Santorum: Divided families the price to pay for breaking law

At a recent campaign stop in Spencer, Iowa, Republican presidential hopeful Rick Santorum fielded a number of questions related to immigration, and he articulated a position contrary to that of the current frontrunner, former Speaker of the House Newt Gingrich.

During a recent debate, Gingrich said that while he does not support a pathway to citizenship for undocumented residents, deporting all the illegal immigrants currently in the country is unrealistic. He said, “I don’t see how the party that says it’s the party of the family is going to adopt an immigration policy which destroys families that have been here a quarter century.”

In Spencer, Santorum told the crowd that if families are separated due to deportation, that is the penalty for having broken the law. He said it is unrealistic to think that illegal immigrants break the law by coming to the country but then become perfectly law-abiding members of U.S. communities.

The Spencer Daily Reporter quoted Santorum as saying, “I understand Congresssman Gingrich saying, ‘Well, you know, people have been here and they’ve been good citizens and paying taxes.’ Yeah, under someone else’s Social Security number because you stole it.”

According to the Daily Reporter, Santorum also spoke out against policies enacted by the Obama administration to expand the rights of homosexuals, saying that such policies “change the basic value structure of our country to accommodate that lifestyle.”
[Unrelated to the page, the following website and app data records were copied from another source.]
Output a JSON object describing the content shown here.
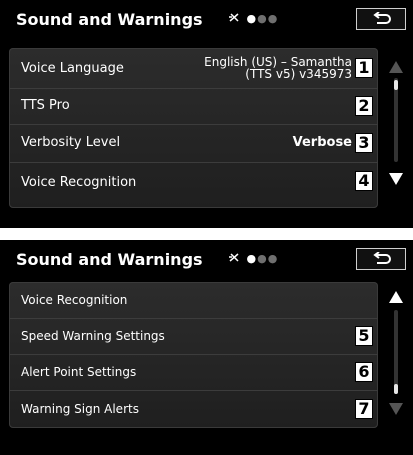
{
  "screen1": {
    "title": "Sound and Warnings",
    "rows": [
      {
        "label": "Voice Language",
        "value_line1": "English (US) – Samantha",
        "value_line2": "(TTS v5) v345973",
        "callout": "1"
      },
      {
        "label": "TTS Pro",
        "callout": "2"
      },
      {
        "label": "Verbosity Level",
        "value": "Verbose",
        "callout": "3"
      },
      {
        "label": "Voice Recognition",
        "callout": "4"
      }
    ]
  },
  "screen2": {
    "title": "Sound and Warnings",
    "rows": [
      {
        "label": "Voice Recognition"
      },
      {
        "label": "Speed Warning Settings",
        "callout": "5"
      },
      {
        "label": "Alert Point Settings",
        "callout": "6"
      },
      {
        "label": "Warning Sign Alerts",
        "callout": "7"
      }
    ]
  },
  "colors": {
    "background": "#000000",
    "text": "#ffffff",
    "row_border": "#3c3c3c",
    "callout_bg": "#ffffff"
  },
  "icons": [
    "gps-signal-icon",
    "back-arrow-icon",
    "scroll-up-icon",
    "scroll-down-icon"
  ]
}
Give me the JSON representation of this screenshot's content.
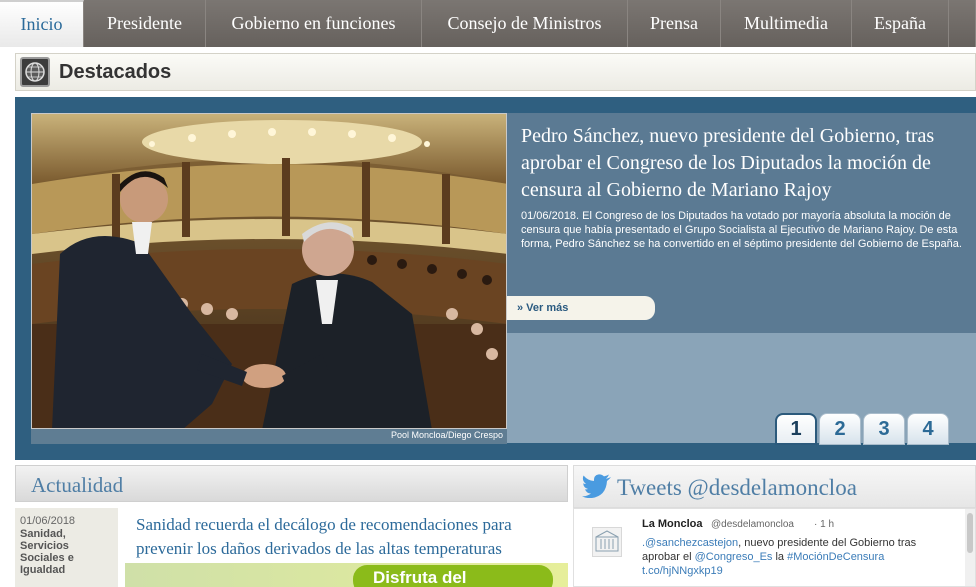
{
  "nav": {
    "items": [
      {
        "label": "Inicio",
        "active": true
      },
      {
        "label": "Presidente"
      },
      {
        "label": "Gobierno en funciones"
      },
      {
        "label": "Consejo de Ministros"
      },
      {
        "label": "Prensa"
      },
      {
        "label": "Multimedia"
      },
      {
        "label": "España"
      }
    ]
  },
  "destacados": {
    "title": "Destacados",
    "icon": "globe-icon"
  },
  "feature": {
    "title": "Pedro Sánchez, nuevo presidente del Gobierno, tras aprobar el Congreso de los Diputados la moción de censura al Gobierno de Mariano Rajoy",
    "summary": "01/06/2018. El Congreso de los Diputados ha votado por mayoría absoluta la moción de censura que había presentado el Grupo Socialista al Ejecutivo de Mariano Rajoy. De esta forma, Pedro Sánchez se ha convertido en el séptimo presidente del Gobierno de España.",
    "more_label": "» Ver más",
    "photo_credit": "Pool Moncloa/Diego Crespo",
    "pages": [
      "1",
      "2",
      "3",
      "4"
    ],
    "active_page": "1"
  },
  "actualidad": {
    "title": "Actualidad",
    "date": "01/06/2018",
    "category": "Sanidad, Servicios Sociales e Igualdad",
    "headline": "Sanidad recuerda el decálogo de recomendaciones para prevenir los daños derivados de las altas temperaturas",
    "banner_text": "Disfruta del"
  },
  "tweets": {
    "title": "Tweets @desdelamoncloa",
    "icon": "twitter-bird-icon",
    "author": "La Moncloa",
    "handle": "@desdelamoncloa",
    "time": "· 1 h",
    "text_prefix": ".@sanchezcastejon",
    "text_mid": ", nuevo presidente del Gobierno tras aprobar el ",
    "mention": "@Congreso_Es",
    "text_la": " la ",
    "hashtag": "#MociónDeCensura",
    "link": "t.co/hjNNgxkp19"
  },
  "colors": {
    "nav_bg": "#6f6a66",
    "feature_bg": "#2f5f80",
    "accent_blue": "#2c6a9a"
  }
}
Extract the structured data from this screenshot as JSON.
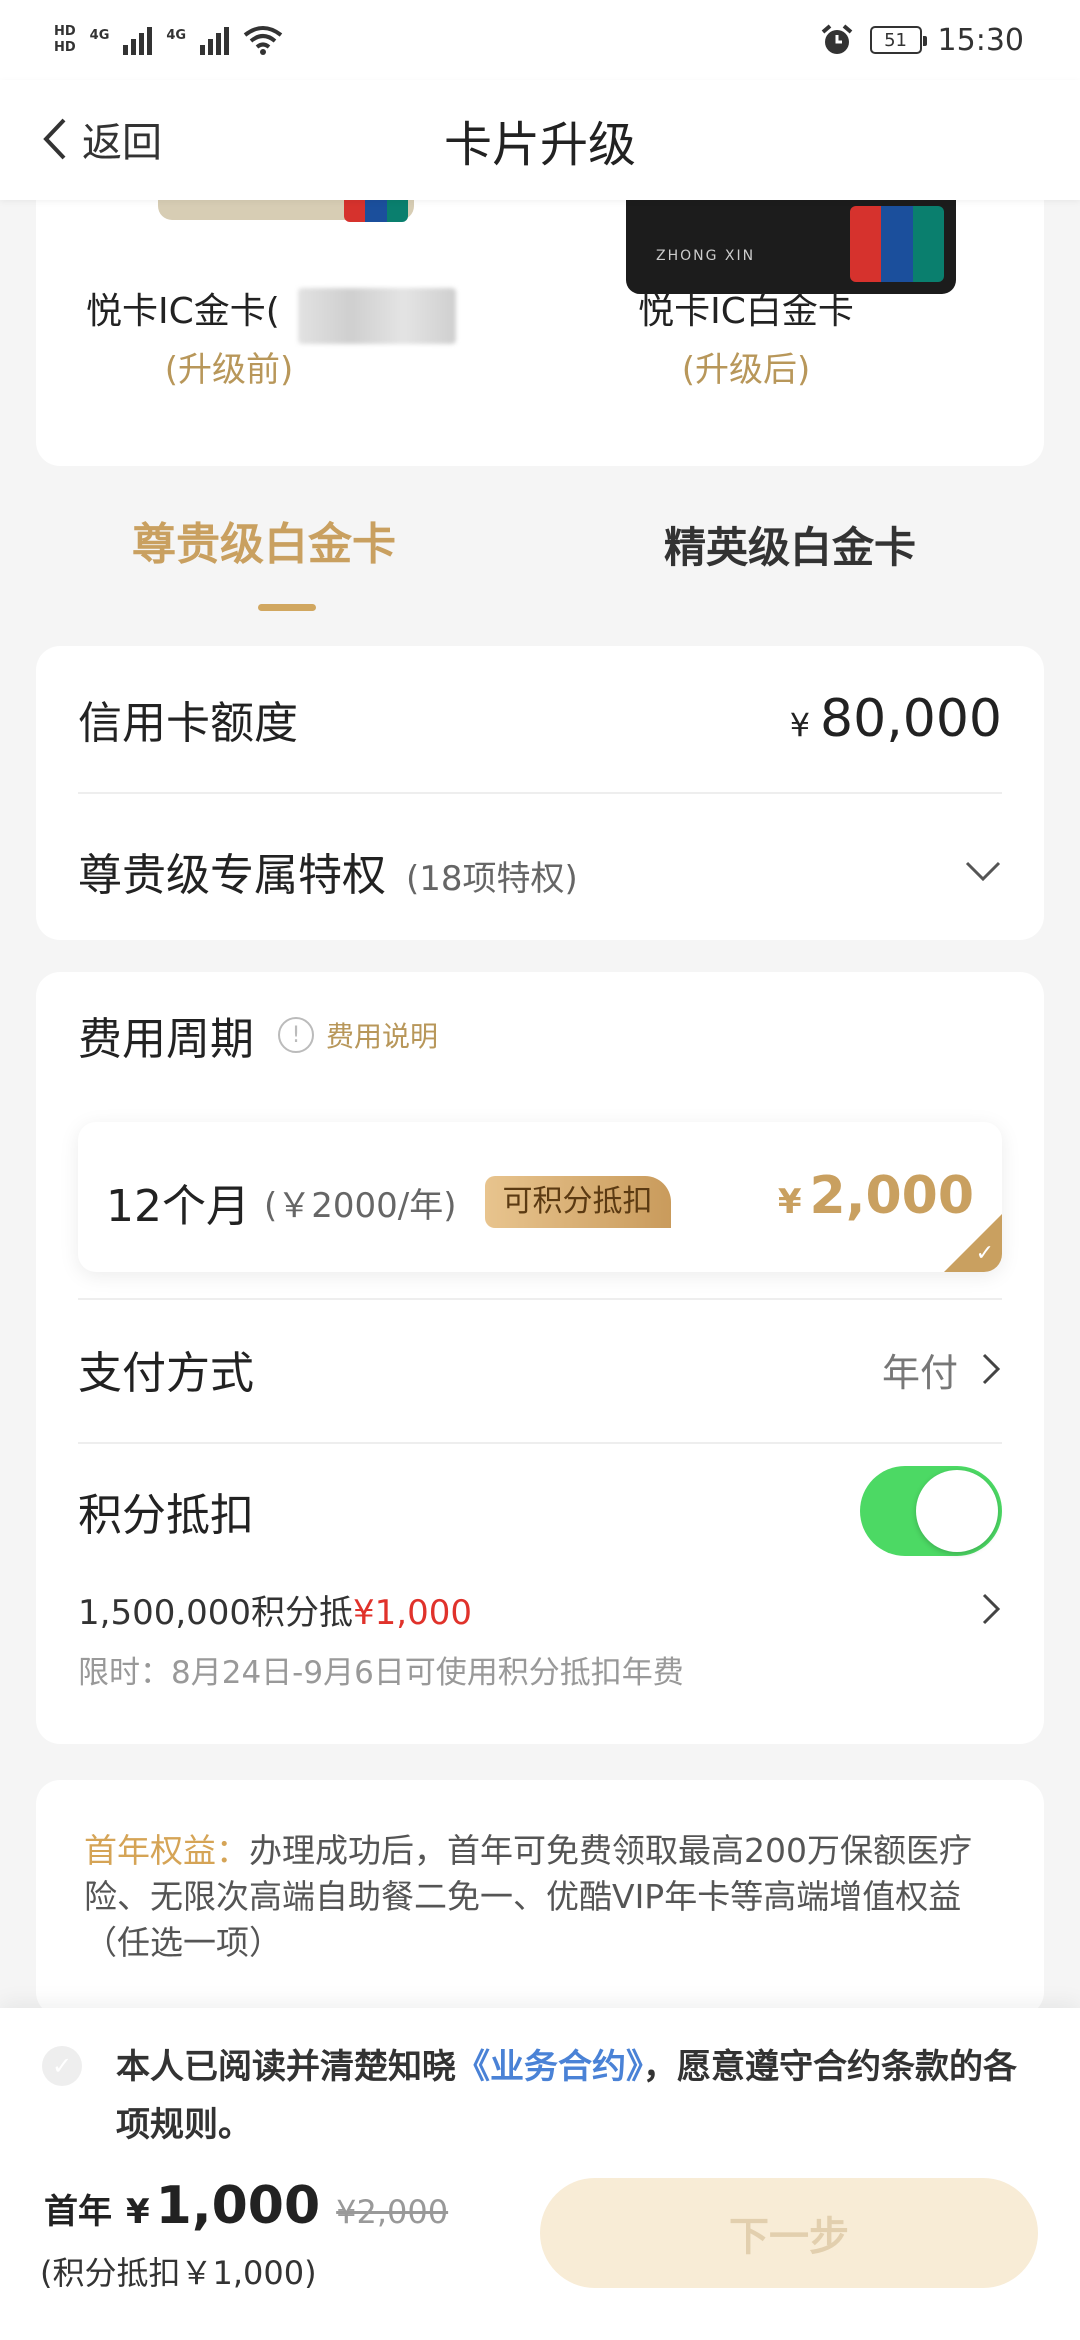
{
  "status_bar": {
    "time": "15:30",
    "battery": "51",
    "net1": "4G",
    "net2": "4G",
    "hd1": "HD",
    "hd2": "HD"
  },
  "nav": {
    "back_label": "返回",
    "title": "卡片升级"
  },
  "cards": {
    "before": {
      "name": "悦卡IC金卡(",
      "tag": "(升级前)"
    },
    "after": {
      "name": "悦卡IC白金卡",
      "tag": "(升级后)",
      "holder": "ZHONG XIN"
    }
  },
  "tabs": [
    {
      "label": "尊贵级白金卡",
      "active": true
    },
    {
      "label": "精英级白金卡",
      "active": false
    }
  ],
  "credit": {
    "label": "信用卡额度",
    "currency": "¥",
    "amount": "80,000"
  },
  "privilege": {
    "label": "尊贵级专属特权",
    "count": "(18项特权)"
  },
  "fee": {
    "label": "费用周期",
    "info_icon": "!",
    "explain_link": "费用说明",
    "period": "12个月",
    "period_rate": "(￥2000/年)",
    "badge": "可积分抵扣",
    "currency": "¥",
    "price": "2,000"
  },
  "payment": {
    "label": "支付方式",
    "value": "年付"
  },
  "points": {
    "label": "积分抵扣",
    "enabled": true,
    "detail_prefix": "1,500,000积分抵",
    "detail_amount": "¥1,000",
    "limit_note": "限时：8月24日-9月6日可使用积分抵扣年费"
  },
  "benefit": {
    "highlight": "首年权益：",
    "text": "办理成功后，首年可免费领取最高200万保额医疗险、无限次高端自助餐二免一、优酷VIP年卡等高端增值权益（任选一项）"
  },
  "agreement": {
    "prefix": "本人已阅读并清楚知晓",
    "link": "《业务合约》",
    "suffix": "，愿意遵守合约条款的各项规则。"
  },
  "summary": {
    "label": "首年",
    "currency": "¥",
    "amount": "1,000",
    "original": "¥2,000",
    "note": "(积分抵扣￥1,000)"
  },
  "next_button": "下一步",
  "colors": {
    "gold": "#c9a060",
    "toggle_on": "#4cd964",
    "link_blue": "#4a82d6",
    "red": "#e0322b"
  }
}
In a December 9 column for the San Francisco Chronicle, Philip Hwang and Noemi Calonje praised Obama for a recent directive to federal agencies to consider foreign nations’ treatment of LGBT people when making decisions about aid disbursements, but said immigration law needs to be revised to safeguard the rights of LGBT people in the United States.

The column made the point that same-sex couples separated by deportation have little legal recourse. The authors also stated it is too difficult for LGBT immigrants to gain asylum in the United States, because U.S. immigration judges and other officials do not have a realistic appreciation of the dangers faced by homosexuals in many countries.